§ **TASK OBJECTIVE**: Return all lines below containing the word "White".

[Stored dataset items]

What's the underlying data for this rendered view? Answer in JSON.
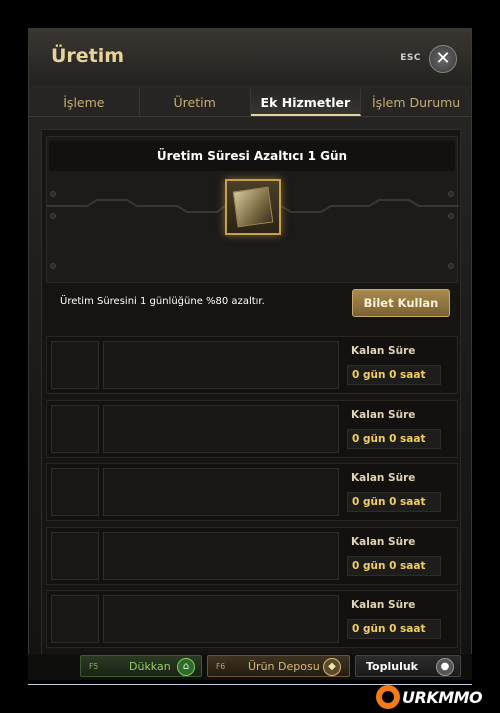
{
  "window": {
    "title": "Üretim",
    "esc_label": "ESC",
    "close_symbol": "✕"
  },
  "tabs": [
    {
      "label": "İşleme",
      "active": false
    },
    {
      "label": "Üretim",
      "active": false
    },
    {
      "label": "Ek Hizmetler",
      "active": true
    },
    {
      "label": "İşlem Durumu",
      "active": false
    }
  ],
  "service": {
    "title": "Üretim Süresi Azaltıcı 1 Gün",
    "item_icon": "ticket-scroll-icon",
    "description": "Üretim Süresini 1 günlüğüne %80 azaltır.",
    "use_button": "Bilet Kullan"
  },
  "slots": [
    {
      "time_label": "Kalan Süre",
      "time_value": "0 gün 0 saat"
    },
    {
      "time_label": "Kalan Süre",
      "time_value": "0 gün 0 saat"
    },
    {
      "time_label": "Kalan Süre",
      "time_value": "0 gün 0 saat"
    },
    {
      "time_label": "Kalan Süre",
      "time_value": "0 gün 0 saat"
    },
    {
      "time_label": "Kalan Süre",
      "time_value": "0 gün 0 saat"
    }
  ],
  "bottom": {
    "shop": {
      "key": "F5",
      "label": "Dükkan",
      "icon": "shop-icon"
    },
    "depot": {
      "key": "F6",
      "label": "Ürün Deposu",
      "icon": "gem-icon"
    },
    "community": {
      "label": "Topluluk",
      "icon": "people-icon"
    }
  },
  "watermark": {
    "text": "URKMMO"
  },
  "colors": {
    "title_gold": "#e8d39a",
    "tab_gold": "#c6ad72",
    "time_yellow": "#f0d060",
    "button_bronze": "#a88a4e",
    "shop_green": "#8ed062"
  }
}
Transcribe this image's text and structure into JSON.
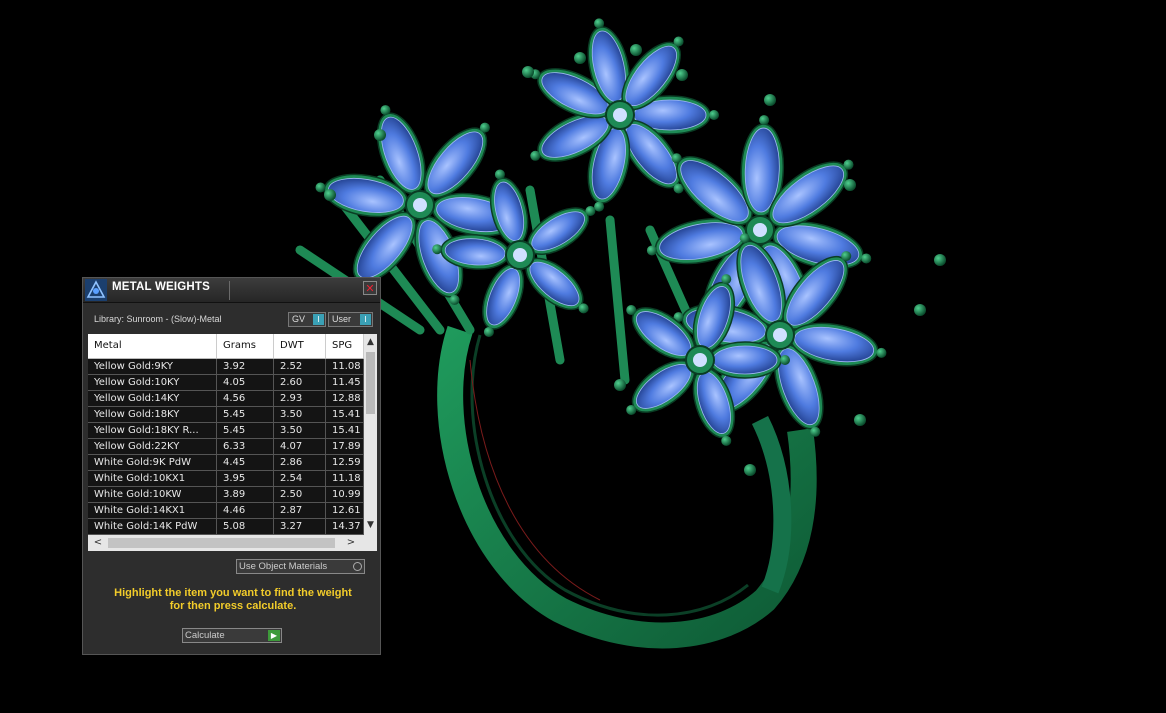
{
  "panel": {
    "title": "METAL WEIGHTS",
    "close_label": "✕",
    "library_label": "Library: Sunroom - (Slow)-Metal",
    "gv_label": "GV",
    "user_label": "User",
    "toggle_glyph": "I"
  },
  "table": {
    "columns": [
      "Metal",
      "Grams",
      "DWT",
      "SPG"
    ],
    "rows": [
      [
        "Yellow Gold:9KY",
        "3.92",
        "2.52",
        "11.08"
      ],
      [
        "Yellow Gold:10KY",
        "4.05",
        "2.60",
        "11.45"
      ],
      [
        "Yellow Gold:14KY",
        "4.56",
        "2.93",
        "12.88"
      ],
      [
        "Yellow Gold:18KY",
        "5.45",
        "3.50",
        "15.41"
      ],
      [
        "Yellow Gold:18KY R...",
        "5.45",
        "3.50",
        "15.41"
      ],
      [
        "Yellow Gold:22KY",
        "6.33",
        "4.07",
        "17.89"
      ],
      [
        "White Gold:9K PdW",
        "4.45",
        "2.86",
        "12.59"
      ],
      [
        "White Gold:10KX1",
        "3.95",
        "2.54",
        "11.18"
      ],
      [
        "White Gold:10KW",
        "3.89",
        "2.50",
        "10.99"
      ],
      [
        "White Gold:14KX1",
        "4.46",
        "2.87",
        "12.61"
      ],
      [
        "White Gold:14K PdW",
        "5.08",
        "3.27",
        "14.37"
      ]
    ],
    "scroll_up": "▲",
    "scroll_down": "▼",
    "scroll_left": "<",
    "scroll_right": ">"
  },
  "use_object_materials_label": "Use Object Materials",
  "help_text_line1": "Highlight the item you want to find the weight",
  "help_text_line2": "for then press calculate.",
  "calculate_label": "Calculate",
  "calculate_glyph": "▶",
  "colors": {
    "metal_green": "#1e8a55",
    "gem_blue": "#4d78d8",
    "help_yellow": "#f2cc2a"
  }
}
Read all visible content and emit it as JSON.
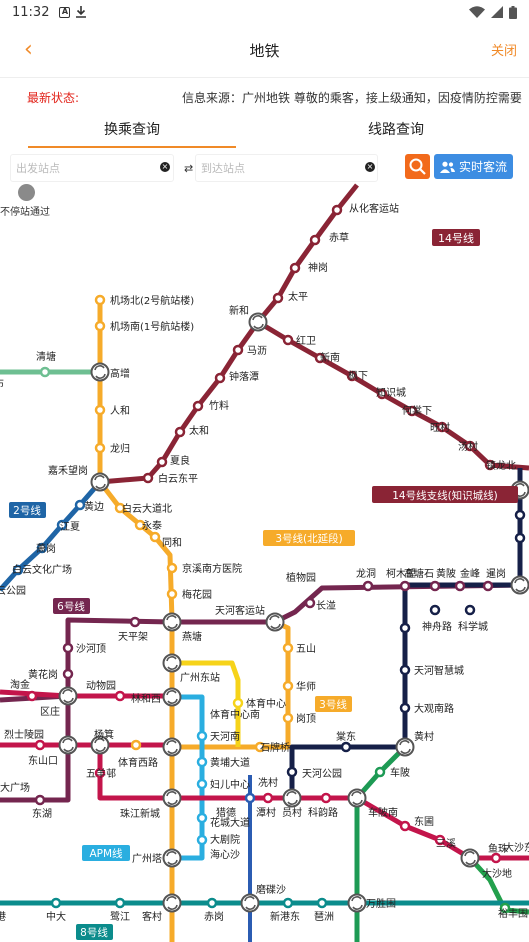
{
  "status_bar": {
    "time": "11:32",
    "icon_a": "A"
  },
  "nav": {
    "back_icon": "‹",
    "title": "地铁",
    "close": "关闭"
  },
  "notice": {
    "label": "最新状态:",
    "text": "信息来源：广州地铁 尊敬的乘客，接上级通知，因疫情防控需要"
  },
  "tabs": [
    {
      "label": "换乘查询",
      "active": true
    },
    {
      "label": "线路查询",
      "active": false
    }
  ],
  "search": {
    "from_placeholder": "出发站点",
    "to_placeholder": "到达站点",
    "swap_icon": "⇄",
    "realtime_label": "实时客流"
  },
  "legend": {
    "label": "不停站通过"
  },
  "map": {
    "line_labels": {
      "l14": "14号线",
      "l14b": "14号线支线(知识城线)",
      "l2": "2号线",
      "l3n": "3号线(北延段)",
      "l6": "6号线",
      "l3": "3号线",
      "apm": "APM线",
      "l8": "8号线"
    },
    "stations": {
      "s_conghua": "从化客运站",
      "s_chicao": "赤草",
      "s_shengang": "神岗",
      "s_taiping": "太平",
      "s_xinhe": "新和",
      "s_hongwei": "红卫",
      "s_xinnan": "新南",
      "s_fengxia": "枫下",
      "s_zhishicheng": "知识城",
      "s_hexiacun": "何棠下",
      "s_wangcun": "旺村",
      "s_tangcun": "汤村",
      "s_zhenlongbei": "镇龙北",
      "s_malin": "马沥",
      "s_zhongluotan": "钟落潭",
      "s_zhuliao": "竹料",
      "s_taihe": "太和",
      "s_xiamao": "夏良",
      "s_baiyundongping": "白云东平",
      "s_jcb2": "机场北(2号航站楼)",
      "s_jcn1": "机场南(1号航站楼)",
      "s_gaozeng": "高增",
      "s_renhe": "人和",
      "s_longgui": "龙归",
      "s_jiahewanggang": "嘉禾望岗",
      "s_qingtang": "清塘",
      "s_huangbian": "黄边",
      "s_jiangxia": "江夏",
      "s_xiaogang": "萧岗",
      "s_baiyunwenhua": "白云文化广场",
      "s_baiyundadaobei": "白云大道北",
      "s_yongtai": "永泰",
      "s_tonghe": "同和",
      "s_jingxinan": "京溪南方医院",
      "s_meihuayuan": "梅花园",
      "s_zhiwuyuan": "植物园",
      "s_longdong": "龙洞",
      "s_kemucun": "柯木塱",
      "s_gaotang": "高塘石",
      "s_huangpi": "黄陂",
      "s_jinfeng": "金峰",
      "s_xiangang": "暹岗",
      "s_changban": "长湴",
      "s_tianhekeyunzhan": "天河客运站",
      "s_tianpingjia": "天平架",
      "s_yantang": "燕塘",
      "s_shahe": "沙河顶",
      "s_huanghuagang": "黄花岗",
      "s_donghuashan": "动物园",
      "s_linhexi": "林和西",
      "s_guangzhoudongzhan": "广州东站",
      "s_tiyuzhongxin": "体育中心",
      "s_tiyuzhongxinnan": "体育中心南",
      "s_tianhenan": "天河南",
      "s_wushan": "五山",
      "s_huashi": "华师",
      "s_gangding": "岗顶",
      "s_shenzhoulu": "神舟路",
      "s_kexuecheng": "科学城",
      "s_tianhezhihuicheng": "天河智慧城",
      "s_daguannanlu": "大观南路",
      "s_huangcun": "黄村",
      "s_taogan": "淘金",
      "s_ququ": "区庄",
      "s_lieshilingyuan": "烈士陵园",
      "s_yangji": "杨箕",
      "s_tiyuxilu": "体育西路",
      "s_shipaiqiao": "石牌桥",
      "s_dongshankou": "东山口",
      "s_wuyangcun": "五羊邨",
      "s_dagangchang": "大广场",
      "s_donghu": "东湖",
      "s_zhujiangxincheng": "珠江新城",
      "s_huangpudadao": "黄埔大道",
      "s_fuershangzhong": "妇儿中心",
      "s_liecun": "猎德",
      "s_huachengdadao": "花城大道",
      "s_darjuyuan": "大剧院",
      "s_haixinsha": "海心沙",
      "s_guangzhouta": "广州塔",
      "s_xiancun": "冼村",
      "s_tanyuan": "潭村",
      "s_yuancun": "员村",
      "s_kezhulu": "科韵路",
      "s_chebeinan": "车陂南",
      "s_chebei": "车陂",
      "s_tangdong": "棠东",
      "s_tianhegongyuan": "天河公园",
      "s_dongpu": "东圃",
      "s_sanxi": "三溪",
      "s_yuzhu": "鱼珠",
      "s_dashadong": "大沙东",
      "s_dashadi": "大沙地",
      "s_yufengwei": "裕丰围",
      "s_zhongda": "中大",
      "s_lujiang": "鹭江",
      "s_kecun": "客村",
      "s_chigang": "赤岗",
      "s_modie": "磨碟沙",
      "s_xingangdong": "新港东",
      "s_pazhou": "琶洲",
      "s_wanshengwei": "万胜围",
      "s_cang": "港",
      "s_bu": "布",
      "s_yungongyuan": "云公园"
    }
  }
}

§ **EXERCISE ANSWER**:
        "White Gold:9K PdW",
        "White Gold:10KX1",
        "White Gold:10KW",
        "White Gold:14KX1",
        "White Gold:14K PdW",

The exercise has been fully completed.